  4. Pruning: Pruning is essential for maintaining the shape, size, and productivity of your Arctic Sweet Nectarine tree. Prune during the dormant season, preferably in late winter or early spring before new growth emerges. Remove any dead, damaged, or diseased branches, as well as any crossing or crowded branches. Maintain an open center or vase shape to allow sunlight penetration and good air circulation.
  5. Thinning: Thin out excess fruit when they are about the size of a marble, leaving only one fruit per cluster. This practice helps to prevent overcrowding and ensures that the remaining fruits receive enough nutrients and sunlight to develop properly.
  6. Pest and Disease Control: Keep a close eye on your nectarine tree for signs of pests or diseases, such as aphids, scale insects, brown rot, or leaf curl. Regularly inspect the tree and its surroundings, and take appropriate measures if any issues arise. This may include using organic insecticides or fungicides, or employing natural pest control methods like introducing beneficial insects.
  7. Winter Protection: While Arctic Sweet Nectarine is more cold-hardy than other nectarine varieties, it may still require some winter protection in extremely cold climates. Consider using burlap or frost blankets to cover the tree during periods of severe cold or frost.

Remember to monitor your Arctic Sweet Nectarine tree regularly, providing it with the necessary care and attention throughout the growing season. With proper care, you can enjoy a bountiful harvest of delicious nectarines from your tree for years to come.

Harvesting guide

Arctic Sweet Nectarines are a delicious variety of nectarine that can be enjoyed straight from the tree. Here’s a guide on when and how to harvest Arctic Sweet Nectarines:

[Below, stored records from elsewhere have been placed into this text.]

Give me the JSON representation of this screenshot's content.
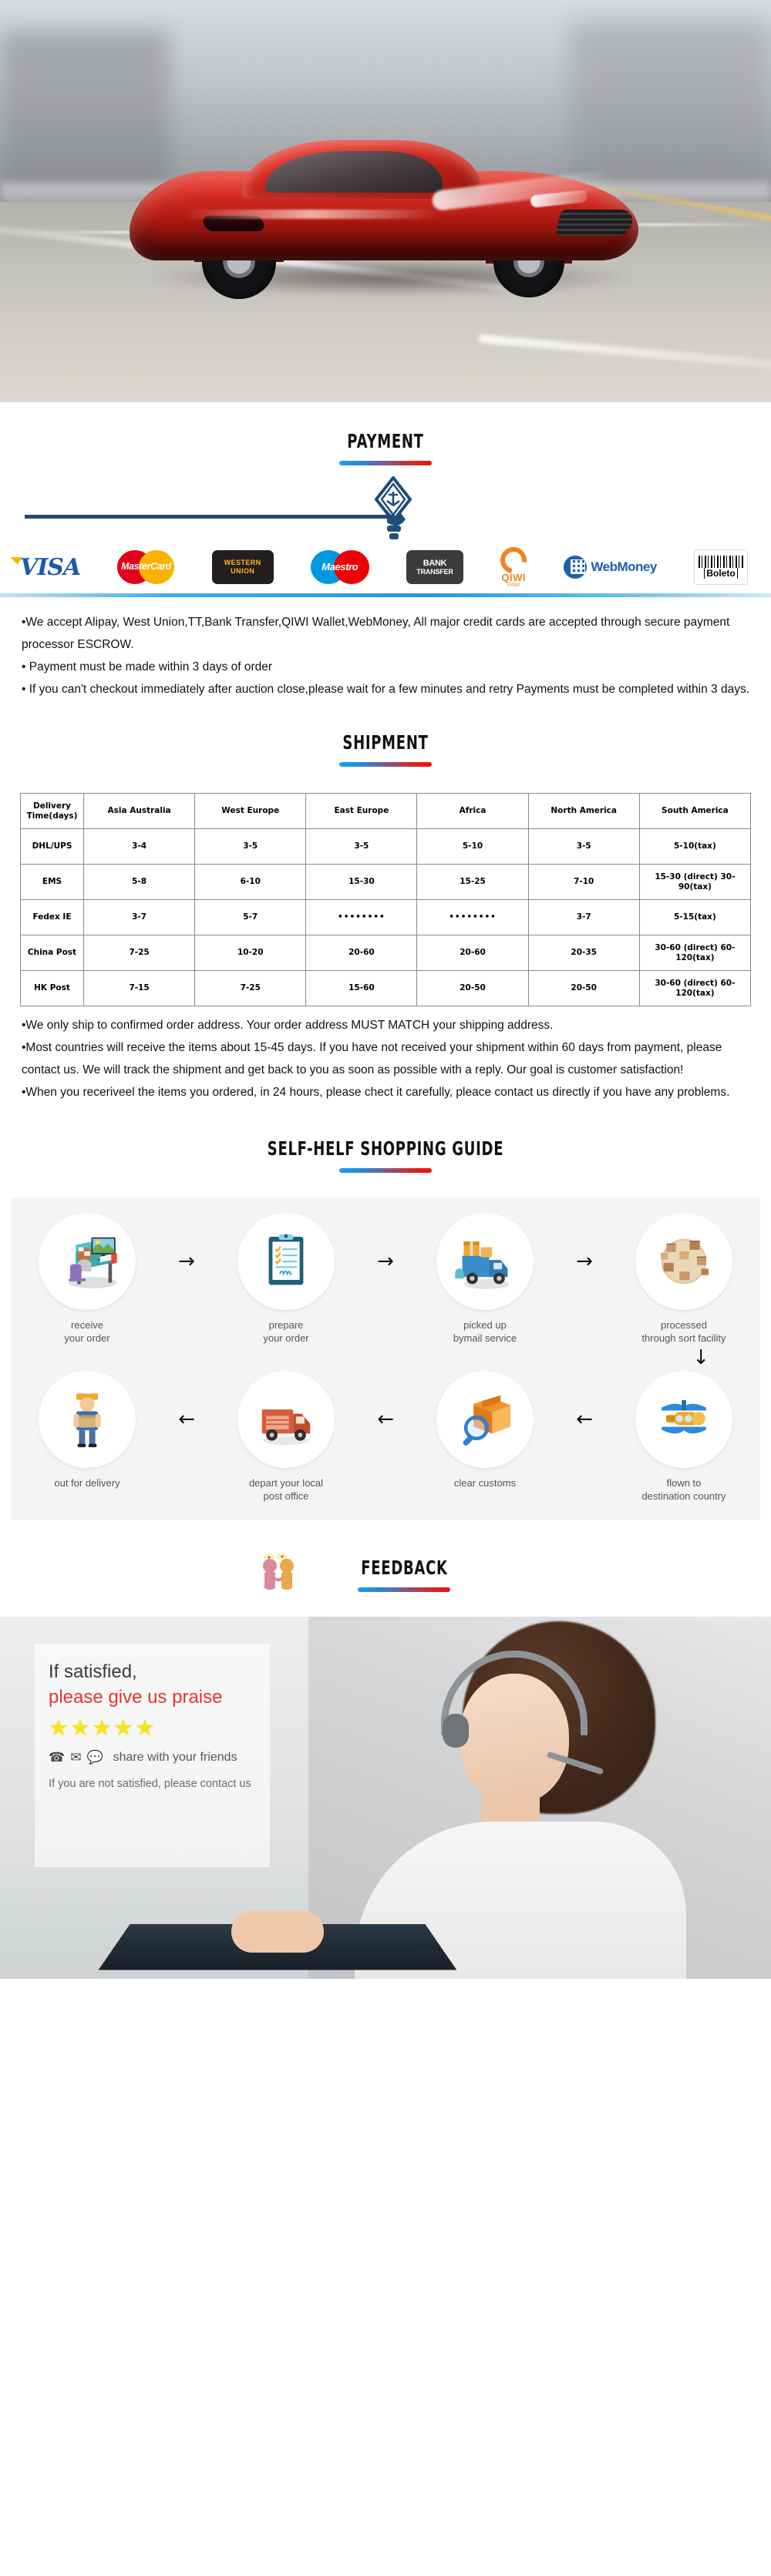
{
  "hero": {
    "alt": "red sports car driving on highway"
  },
  "payment": {
    "title": "PAYMENT",
    "badge_icon": "payment-hand-badge-icon",
    "logos": [
      {
        "name": "visa-logo",
        "label": "VISA"
      },
      {
        "name": "mastercard-logo",
        "label": "MasterCard"
      },
      {
        "name": "western-union-logo",
        "label_top": "WESTERN",
        "label_bottom": "UNION"
      },
      {
        "name": "maestro-logo",
        "label": "Maestro"
      },
      {
        "name": "bank-transfer-logo",
        "label_top": "BANK",
        "label_bottom": "TRANSFER"
      },
      {
        "name": "qiwi-logo",
        "label": "QIWI",
        "sub": "КИВИ"
      },
      {
        "name": "webmoney-logo",
        "label": "WebMoney"
      },
      {
        "name": "boleto-logo",
        "label": "Boleto"
      }
    ],
    "lines": [
      "•We accept Alipay, West Union,TT,Bank Transfer,QIWI Wallet,WebMoney, All major credit cards are accepted through secure payment processor ESCROW.",
      "• Payment must be made within 3 days of order",
      "• If you can't checkout immediately after auction close,please wait for a few minutes and retry Payments must be completed within 3 days."
    ]
  },
  "shipment": {
    "title": "SHIPMENT",
    "table": {
      "headers": [
        "Delivery Time(days)",
        "Asia Australia",
        "West Europe",
        "East Europe",
        "Africa",
        "North America",
        "South America"
      ],
      "rows": [
        {
          "method": "DHL/UPS",
          "cells": [
            "3-4",
            "3-5",
            "3-5",
            "5-10",
            "3-5",
            "5-10(tax)"
          ]
        },
        {
          "method": "EMS",
          "cells": [
            "5-8",
            "6-10",
            "15-30",
            "15-25",
            "7-10",
            "15-30 (direct) 30-90(tax)"
          ]
        },
        {
          "method": "Fedex IE",
          "cells": [
            "3-7",
            "5-7",
            "••••••••",
            "••••••••",
            "3-7",
            "5-15(tax)"
          ]
        },
        {
          "method": "China Post",
          "cells": [
            "7-25",
            "10-20",
            "20-60",
            "20-60",
            "20-35",
            "30-60 (direct) 60-120(tax)"
          ]
        },
        {
          "method": "HK Post",
          "cells": [
            "7-15",
            "7-25",
            "15-60",
            "20-50",
            "20-50",
            "30-60 (direct) 60-120(tax)"
          ]
        }
      ]
    },
    "lines": [
      "•We only ship to confirmed order address. Your order address MUST MATCH your shipping address.",
      "•Most countries will receive the items about 15-45 days. If you have not received your shipment within 60 days from payment, please contact us. We will track the shipment and get back to you as soon as possible with a reply. Our goal is customer satisfaction!",
      "•When you receriveel the items you ordered, in 24 hours, please chect it carefully, pleace contact us directly if you have any problems."
    ]
  },
  "guide": {
    "title": "SELF-HELF SHOPPING GUIDE",
    "row1": [
      {
        "icon": "desk-computer-icon",
        "label": "receive\nyour order"
      },
      {
        "icon": "clipboard-checklist-icon",
        "label": "prepare\nyour order"
      },
      {
        "icon": "delivery-truck-icon",
        "label": "picked up\nbymail service"
      },
      {
        "icon": "sorting-facility-icon",
        "label": "processed\nthrough sort facility"
      }
    ],
    "row2": [
      {
        "icon": "delivery-man-icon",
        "label": "out for delivery"
      },
      {
        "icon": "mail-truck-icon",
        "label": "depart your local\npost office"
      },
      {
        "icon": "customs-inspect-icon",
        "label": "clear customs"
      },
      {
        "icon": "airplane-icon",
        "label": "flown to\ndestination country"
      }
    ],
    "arrow_right": "→",
    "arrow_left": "←",
    "arrow_down": "↓"
  },
  "feedback": {
    "title": "FEEDBACK",
    "people_icon": "two-people-handshake-icon",
    "panel": {
      "line1": "If satisfied,",
      "line2": "please give us praise",
      "stars": 5,
      "star_glyph": "★",
      "share_icons": [
        "phone-icon",
        "envelope-icon",
        "chat-bubble-icon"
      ],
      "share_text": "share with your friends",
      "footer": "If you are not satisfied, please contact us"
    }
  },
  "colors": {
    "accent_blue": "#1e9cf0",
    "accent_red": "#f20d0b",
    "panel_gray": "#f4f4f4",
    "rule_navy": "#2c4a66"
  }
}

  1. Timing: The timing of the harvest is crucial for the best flavor and texture. Arctic Sweet Nectarines are typically ready for harvest in late spring or early summer, depending on your specific climate and growing conditions. The fruit should be fully ripe and have a deep orange color with a slight blush.
  2. Firmness: Gently squeeze the fruit to check its firmness. A ripe Arctic Sweet Nectarine should yield slightly to gentle pressure but still have some firmness. Avoid harvesting nectarines that are too soft or mushy, as they may be overripe.
  3. Color: Look for a consistent deep orange color with a slight red blush. The fruit’s skin should be smooth and free from blemishes or cracks. However, keep in mind that the color can vary depending on the specific variety and growing conditions.
  4. Taste: The best way to determine if an Arctic Sweet Nectarine is ready for harvest is by tasting one. Pick a fruit and take a bite to assess its sweetness and flavor. If it’s juicy, sweet, and has a good balance of acidity, it’s likely ready to be harvested.
  5. Harvesting: To harvest Arctic Sweet Nectarines, gently twist or roll the fruit in your hand until it detaches from the tree. Alternatively, you can use pruning shears or scissors to cut the stem just above the fruit. Be careful not to damage the fruit or the tree while harvesting.
  6. Handling: Handle the nectarines with care to avoid bruising or damaging the fruit. Place them gently in a basket or container, making sure not to stack them too high to prevent crushing or bruising.
  7. Storage: Arctic Sweet Nectarines are best enjoyed fresh, but if you have an abundance of fruit, you can store them in the refrigerator for a few days. Place them in a breathable bag or container to maintain their quality. Avoid washing the fruit until you are ready to consume it.

Remember, nectarines are best when eaten at their peak ripeness, so try to harvest them just before you plan to enjoy them. Enjoy the sweet and juicy flavors of your Arctic Sweet Nectarines!

Cody Medina
Small Scale Farmer
Hi there! I'm Cody, a staff writer here at The Garden Magazine and a small-scale farmer living in Oregon. I've been gardening most of my life and now live on a quarter-acre farmstead with chickens, ducks, and a big garden.